Aim of the task:
When a line in the entries below contains the word "桥接模式", copy that line.

Records excerpted from a collection:
-.-.-

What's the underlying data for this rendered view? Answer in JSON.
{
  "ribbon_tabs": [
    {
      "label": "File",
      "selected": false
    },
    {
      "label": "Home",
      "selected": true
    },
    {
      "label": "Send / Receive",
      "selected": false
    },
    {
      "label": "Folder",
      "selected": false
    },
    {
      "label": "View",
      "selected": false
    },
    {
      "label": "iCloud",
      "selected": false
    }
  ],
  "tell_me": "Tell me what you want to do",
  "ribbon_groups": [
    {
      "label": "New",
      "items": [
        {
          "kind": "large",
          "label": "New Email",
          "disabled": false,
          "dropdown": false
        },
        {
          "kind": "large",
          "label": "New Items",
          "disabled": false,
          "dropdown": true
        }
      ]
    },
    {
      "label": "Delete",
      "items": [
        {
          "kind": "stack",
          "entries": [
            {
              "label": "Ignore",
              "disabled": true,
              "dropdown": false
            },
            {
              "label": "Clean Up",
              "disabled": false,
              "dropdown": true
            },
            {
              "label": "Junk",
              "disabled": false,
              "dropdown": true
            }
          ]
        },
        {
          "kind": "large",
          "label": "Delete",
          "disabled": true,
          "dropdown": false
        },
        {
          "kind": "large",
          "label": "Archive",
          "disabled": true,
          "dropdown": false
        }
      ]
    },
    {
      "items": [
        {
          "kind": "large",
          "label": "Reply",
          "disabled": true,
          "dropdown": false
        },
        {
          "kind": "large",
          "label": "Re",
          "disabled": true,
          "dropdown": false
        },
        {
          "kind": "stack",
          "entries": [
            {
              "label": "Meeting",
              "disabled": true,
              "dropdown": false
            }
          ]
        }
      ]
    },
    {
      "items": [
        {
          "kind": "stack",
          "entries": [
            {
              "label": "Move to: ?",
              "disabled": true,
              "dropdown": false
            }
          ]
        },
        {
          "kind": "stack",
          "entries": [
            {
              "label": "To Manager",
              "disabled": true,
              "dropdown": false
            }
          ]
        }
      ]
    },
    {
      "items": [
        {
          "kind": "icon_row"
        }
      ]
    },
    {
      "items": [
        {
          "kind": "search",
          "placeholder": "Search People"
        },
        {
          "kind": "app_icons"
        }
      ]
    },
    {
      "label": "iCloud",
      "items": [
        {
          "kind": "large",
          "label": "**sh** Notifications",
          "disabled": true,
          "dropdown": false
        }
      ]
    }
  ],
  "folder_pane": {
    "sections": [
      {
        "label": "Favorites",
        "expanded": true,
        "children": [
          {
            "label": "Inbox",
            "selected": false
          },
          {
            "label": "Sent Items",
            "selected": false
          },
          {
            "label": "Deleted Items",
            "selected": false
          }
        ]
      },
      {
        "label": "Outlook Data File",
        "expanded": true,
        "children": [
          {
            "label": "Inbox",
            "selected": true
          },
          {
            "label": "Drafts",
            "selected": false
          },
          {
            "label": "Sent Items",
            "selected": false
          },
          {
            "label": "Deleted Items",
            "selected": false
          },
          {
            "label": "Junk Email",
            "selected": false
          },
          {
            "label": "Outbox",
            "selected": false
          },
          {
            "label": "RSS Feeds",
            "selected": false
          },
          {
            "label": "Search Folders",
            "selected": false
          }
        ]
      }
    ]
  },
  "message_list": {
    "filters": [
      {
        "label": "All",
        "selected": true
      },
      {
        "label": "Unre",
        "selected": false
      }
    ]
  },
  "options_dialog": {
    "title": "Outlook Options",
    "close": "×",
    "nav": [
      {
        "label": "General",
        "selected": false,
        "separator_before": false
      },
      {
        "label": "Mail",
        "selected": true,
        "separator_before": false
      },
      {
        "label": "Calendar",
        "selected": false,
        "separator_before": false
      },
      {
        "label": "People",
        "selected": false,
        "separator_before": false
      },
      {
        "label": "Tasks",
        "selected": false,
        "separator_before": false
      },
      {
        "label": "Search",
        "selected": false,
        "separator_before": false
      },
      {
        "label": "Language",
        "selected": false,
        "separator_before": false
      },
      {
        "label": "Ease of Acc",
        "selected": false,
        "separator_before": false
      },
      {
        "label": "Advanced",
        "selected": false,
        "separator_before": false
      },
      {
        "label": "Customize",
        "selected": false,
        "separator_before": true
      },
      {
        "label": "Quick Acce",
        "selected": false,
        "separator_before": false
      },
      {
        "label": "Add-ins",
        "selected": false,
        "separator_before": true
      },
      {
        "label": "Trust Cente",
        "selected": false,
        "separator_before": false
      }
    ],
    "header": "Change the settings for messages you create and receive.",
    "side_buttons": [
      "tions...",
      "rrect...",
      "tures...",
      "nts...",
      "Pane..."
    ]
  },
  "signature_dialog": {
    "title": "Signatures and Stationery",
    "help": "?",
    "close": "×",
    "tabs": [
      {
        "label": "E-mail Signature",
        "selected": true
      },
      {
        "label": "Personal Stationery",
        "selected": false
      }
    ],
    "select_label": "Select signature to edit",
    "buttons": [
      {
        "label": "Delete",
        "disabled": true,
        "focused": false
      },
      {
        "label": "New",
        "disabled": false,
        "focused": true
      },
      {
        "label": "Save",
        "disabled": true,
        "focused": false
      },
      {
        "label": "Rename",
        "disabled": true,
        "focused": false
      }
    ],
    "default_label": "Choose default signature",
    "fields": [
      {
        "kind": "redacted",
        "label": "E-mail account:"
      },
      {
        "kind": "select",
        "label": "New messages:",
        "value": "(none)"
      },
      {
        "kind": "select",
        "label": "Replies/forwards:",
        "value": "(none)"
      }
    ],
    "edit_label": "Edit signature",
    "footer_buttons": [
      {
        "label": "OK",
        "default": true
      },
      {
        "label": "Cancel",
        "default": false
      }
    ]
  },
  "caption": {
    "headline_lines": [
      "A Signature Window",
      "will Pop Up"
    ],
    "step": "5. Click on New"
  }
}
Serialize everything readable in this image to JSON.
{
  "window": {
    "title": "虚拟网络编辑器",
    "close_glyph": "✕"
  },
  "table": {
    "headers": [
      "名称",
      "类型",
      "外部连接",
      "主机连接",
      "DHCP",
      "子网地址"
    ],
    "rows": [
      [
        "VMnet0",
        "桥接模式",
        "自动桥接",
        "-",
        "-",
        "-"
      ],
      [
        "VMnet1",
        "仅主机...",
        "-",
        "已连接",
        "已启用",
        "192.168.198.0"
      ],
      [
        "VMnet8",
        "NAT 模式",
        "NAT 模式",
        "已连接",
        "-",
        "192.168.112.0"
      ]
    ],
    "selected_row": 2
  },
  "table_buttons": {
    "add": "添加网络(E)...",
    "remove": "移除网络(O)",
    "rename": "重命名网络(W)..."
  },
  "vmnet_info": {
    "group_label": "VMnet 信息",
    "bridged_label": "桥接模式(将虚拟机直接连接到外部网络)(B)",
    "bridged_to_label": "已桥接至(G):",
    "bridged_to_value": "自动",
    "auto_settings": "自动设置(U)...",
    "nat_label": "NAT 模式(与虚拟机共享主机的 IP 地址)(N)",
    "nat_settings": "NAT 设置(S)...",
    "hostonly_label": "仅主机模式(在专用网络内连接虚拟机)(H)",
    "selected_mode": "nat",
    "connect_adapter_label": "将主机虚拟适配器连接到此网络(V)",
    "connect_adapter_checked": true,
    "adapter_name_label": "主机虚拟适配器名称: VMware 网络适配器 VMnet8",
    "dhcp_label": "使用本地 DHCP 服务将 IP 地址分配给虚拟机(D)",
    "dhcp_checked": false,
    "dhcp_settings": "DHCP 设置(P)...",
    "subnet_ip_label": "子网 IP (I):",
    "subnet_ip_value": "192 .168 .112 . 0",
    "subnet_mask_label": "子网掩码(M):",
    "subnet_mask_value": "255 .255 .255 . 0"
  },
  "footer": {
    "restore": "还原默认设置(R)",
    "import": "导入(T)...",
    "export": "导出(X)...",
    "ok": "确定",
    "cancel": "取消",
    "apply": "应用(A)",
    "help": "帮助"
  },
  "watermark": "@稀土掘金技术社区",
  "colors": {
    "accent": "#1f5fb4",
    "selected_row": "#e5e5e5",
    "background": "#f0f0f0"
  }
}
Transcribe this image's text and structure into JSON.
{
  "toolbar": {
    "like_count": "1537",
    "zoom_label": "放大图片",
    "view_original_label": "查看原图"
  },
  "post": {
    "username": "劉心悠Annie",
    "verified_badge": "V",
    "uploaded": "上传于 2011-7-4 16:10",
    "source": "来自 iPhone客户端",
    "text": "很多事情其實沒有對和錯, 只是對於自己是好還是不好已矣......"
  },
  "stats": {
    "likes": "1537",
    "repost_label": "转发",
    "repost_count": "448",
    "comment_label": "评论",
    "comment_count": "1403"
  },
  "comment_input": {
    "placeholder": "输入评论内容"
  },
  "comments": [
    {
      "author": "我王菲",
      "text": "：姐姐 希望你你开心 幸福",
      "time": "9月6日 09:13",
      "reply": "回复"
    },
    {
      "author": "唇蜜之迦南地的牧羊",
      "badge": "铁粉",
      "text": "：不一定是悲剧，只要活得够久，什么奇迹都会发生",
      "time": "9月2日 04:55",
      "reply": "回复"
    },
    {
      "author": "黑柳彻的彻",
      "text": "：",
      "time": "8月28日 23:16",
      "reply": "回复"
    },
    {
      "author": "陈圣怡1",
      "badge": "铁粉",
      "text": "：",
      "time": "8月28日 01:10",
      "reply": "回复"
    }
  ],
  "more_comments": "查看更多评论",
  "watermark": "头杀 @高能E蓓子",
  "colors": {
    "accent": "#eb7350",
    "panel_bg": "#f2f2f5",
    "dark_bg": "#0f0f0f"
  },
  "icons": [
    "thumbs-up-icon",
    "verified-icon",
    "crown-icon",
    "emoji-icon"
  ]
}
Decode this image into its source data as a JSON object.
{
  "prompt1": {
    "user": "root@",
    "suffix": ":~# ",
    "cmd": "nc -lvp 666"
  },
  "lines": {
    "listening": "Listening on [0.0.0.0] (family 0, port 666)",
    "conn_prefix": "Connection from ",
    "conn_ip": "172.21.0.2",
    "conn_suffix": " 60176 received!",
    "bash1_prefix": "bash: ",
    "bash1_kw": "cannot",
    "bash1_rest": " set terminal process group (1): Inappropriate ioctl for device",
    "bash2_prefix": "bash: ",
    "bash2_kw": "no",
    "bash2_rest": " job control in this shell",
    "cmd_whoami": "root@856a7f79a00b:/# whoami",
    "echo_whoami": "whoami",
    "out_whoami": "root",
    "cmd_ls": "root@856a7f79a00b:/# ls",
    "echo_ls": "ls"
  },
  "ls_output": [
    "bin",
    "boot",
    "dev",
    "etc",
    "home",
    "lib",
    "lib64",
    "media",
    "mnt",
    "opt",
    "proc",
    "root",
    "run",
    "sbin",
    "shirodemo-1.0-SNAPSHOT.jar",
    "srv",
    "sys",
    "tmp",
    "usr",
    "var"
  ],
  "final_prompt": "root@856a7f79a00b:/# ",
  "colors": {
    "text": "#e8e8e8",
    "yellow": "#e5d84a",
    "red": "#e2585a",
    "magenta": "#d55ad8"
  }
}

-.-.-

Response to this exercise:
        "桥接模式",
    "bridged_label": "桥接模式(将虚拟机直接连接到外部网络)(B)",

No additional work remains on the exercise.